The brodiaea or wild hyacinth has a cluster of pale to dark blue, tubular flowers with six wavy lobes or “petals” atop a single spindly stem. These stems can grow twelve to eighteen inches tall from a bulb, with one or two grass-like leaves nearly as long as the stem.
This is one of the earliest blooming wildflowers, along with biscuitroot, buttercup, and yellow bells. Bluebells grow most frequently beneath sagebrush canopies and in other sheltered sites and on north-facing slopes. It is common in areas of abundant spring moisture.
The upland larkspur’s striking blue flowers are borne at the end of a short stem which ranges from six to sixteen inches tall.
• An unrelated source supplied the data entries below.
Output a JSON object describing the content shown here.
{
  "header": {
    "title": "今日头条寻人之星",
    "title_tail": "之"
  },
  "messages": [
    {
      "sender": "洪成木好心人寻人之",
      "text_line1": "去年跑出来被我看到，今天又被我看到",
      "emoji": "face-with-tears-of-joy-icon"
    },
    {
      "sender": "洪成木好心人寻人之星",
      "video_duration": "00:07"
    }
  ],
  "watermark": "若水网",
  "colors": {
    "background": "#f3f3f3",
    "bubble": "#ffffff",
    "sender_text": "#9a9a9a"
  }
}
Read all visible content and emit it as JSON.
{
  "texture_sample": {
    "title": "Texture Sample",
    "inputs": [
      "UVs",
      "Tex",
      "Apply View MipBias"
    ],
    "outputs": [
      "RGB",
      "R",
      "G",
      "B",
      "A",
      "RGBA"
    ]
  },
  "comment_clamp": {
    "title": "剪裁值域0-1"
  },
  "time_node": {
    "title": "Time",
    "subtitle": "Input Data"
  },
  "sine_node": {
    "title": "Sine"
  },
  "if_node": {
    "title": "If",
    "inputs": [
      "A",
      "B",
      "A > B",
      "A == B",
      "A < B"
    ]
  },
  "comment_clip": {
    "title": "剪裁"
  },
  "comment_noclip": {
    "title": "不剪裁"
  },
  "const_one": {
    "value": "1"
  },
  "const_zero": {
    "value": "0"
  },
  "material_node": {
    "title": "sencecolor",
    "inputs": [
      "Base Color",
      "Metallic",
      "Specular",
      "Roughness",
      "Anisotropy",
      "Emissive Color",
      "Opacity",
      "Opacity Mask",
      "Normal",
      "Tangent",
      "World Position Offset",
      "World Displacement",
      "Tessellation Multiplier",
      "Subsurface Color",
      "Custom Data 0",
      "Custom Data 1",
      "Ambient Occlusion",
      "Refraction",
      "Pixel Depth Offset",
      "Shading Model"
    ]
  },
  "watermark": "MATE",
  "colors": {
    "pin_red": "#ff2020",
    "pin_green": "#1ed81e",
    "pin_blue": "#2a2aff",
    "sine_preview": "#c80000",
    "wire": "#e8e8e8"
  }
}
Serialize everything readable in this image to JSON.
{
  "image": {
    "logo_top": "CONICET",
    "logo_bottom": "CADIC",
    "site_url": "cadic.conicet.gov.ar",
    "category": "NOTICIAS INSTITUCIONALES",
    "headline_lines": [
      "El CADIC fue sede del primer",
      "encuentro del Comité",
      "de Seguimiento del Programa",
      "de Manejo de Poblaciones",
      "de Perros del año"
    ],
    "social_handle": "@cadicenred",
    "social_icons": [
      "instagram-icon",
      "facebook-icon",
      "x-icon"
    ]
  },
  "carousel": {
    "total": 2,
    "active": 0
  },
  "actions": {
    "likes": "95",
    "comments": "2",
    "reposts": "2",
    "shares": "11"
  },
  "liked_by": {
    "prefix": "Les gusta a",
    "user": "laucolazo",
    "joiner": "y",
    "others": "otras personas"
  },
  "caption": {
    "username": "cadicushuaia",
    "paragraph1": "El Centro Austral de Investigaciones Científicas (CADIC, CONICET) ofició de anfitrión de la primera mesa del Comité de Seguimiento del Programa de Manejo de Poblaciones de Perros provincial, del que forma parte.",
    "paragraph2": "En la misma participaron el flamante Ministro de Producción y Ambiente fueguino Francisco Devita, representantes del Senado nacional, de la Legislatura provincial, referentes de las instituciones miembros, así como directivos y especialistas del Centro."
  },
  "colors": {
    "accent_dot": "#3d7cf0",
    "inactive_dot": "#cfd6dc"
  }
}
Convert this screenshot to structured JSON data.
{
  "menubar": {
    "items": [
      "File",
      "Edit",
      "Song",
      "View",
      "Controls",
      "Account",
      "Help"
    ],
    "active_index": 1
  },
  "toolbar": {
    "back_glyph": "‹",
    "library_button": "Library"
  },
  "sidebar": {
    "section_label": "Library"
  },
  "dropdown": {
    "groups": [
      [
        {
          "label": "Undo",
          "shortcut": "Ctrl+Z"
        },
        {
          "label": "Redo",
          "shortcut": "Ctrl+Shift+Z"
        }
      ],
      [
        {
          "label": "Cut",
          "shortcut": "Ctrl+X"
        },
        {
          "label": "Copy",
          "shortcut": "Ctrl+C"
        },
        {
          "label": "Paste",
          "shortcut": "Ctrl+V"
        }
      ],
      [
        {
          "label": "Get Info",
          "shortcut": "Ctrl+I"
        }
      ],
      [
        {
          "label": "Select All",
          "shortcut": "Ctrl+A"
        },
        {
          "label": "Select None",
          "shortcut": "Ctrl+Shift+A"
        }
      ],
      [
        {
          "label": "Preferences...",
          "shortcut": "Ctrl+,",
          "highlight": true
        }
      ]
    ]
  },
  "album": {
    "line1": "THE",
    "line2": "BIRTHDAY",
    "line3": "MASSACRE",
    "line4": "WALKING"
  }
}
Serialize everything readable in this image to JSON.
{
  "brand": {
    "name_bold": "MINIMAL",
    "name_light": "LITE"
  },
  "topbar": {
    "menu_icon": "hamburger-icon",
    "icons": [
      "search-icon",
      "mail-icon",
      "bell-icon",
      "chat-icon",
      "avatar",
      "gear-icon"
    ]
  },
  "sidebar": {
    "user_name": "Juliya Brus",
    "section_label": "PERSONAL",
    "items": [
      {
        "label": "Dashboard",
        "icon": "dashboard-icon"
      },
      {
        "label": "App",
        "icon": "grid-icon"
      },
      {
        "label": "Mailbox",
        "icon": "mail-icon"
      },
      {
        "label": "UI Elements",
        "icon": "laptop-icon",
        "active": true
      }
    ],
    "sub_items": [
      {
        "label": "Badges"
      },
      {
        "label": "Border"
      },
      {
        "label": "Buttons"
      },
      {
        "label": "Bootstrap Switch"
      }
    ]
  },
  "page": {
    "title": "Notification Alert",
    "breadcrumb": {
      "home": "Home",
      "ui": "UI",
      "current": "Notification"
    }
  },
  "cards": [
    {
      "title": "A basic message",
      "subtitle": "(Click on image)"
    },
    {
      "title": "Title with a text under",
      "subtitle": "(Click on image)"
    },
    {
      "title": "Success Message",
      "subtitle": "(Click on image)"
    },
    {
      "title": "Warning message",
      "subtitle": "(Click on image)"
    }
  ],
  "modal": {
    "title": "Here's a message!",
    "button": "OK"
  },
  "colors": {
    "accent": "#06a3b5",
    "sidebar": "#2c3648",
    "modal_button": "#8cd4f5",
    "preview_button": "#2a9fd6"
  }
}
The flower has five widespread petals that grow together to form a hollow flower with a spur at the end, giving the plant its name--the spur reminiscent of a lark.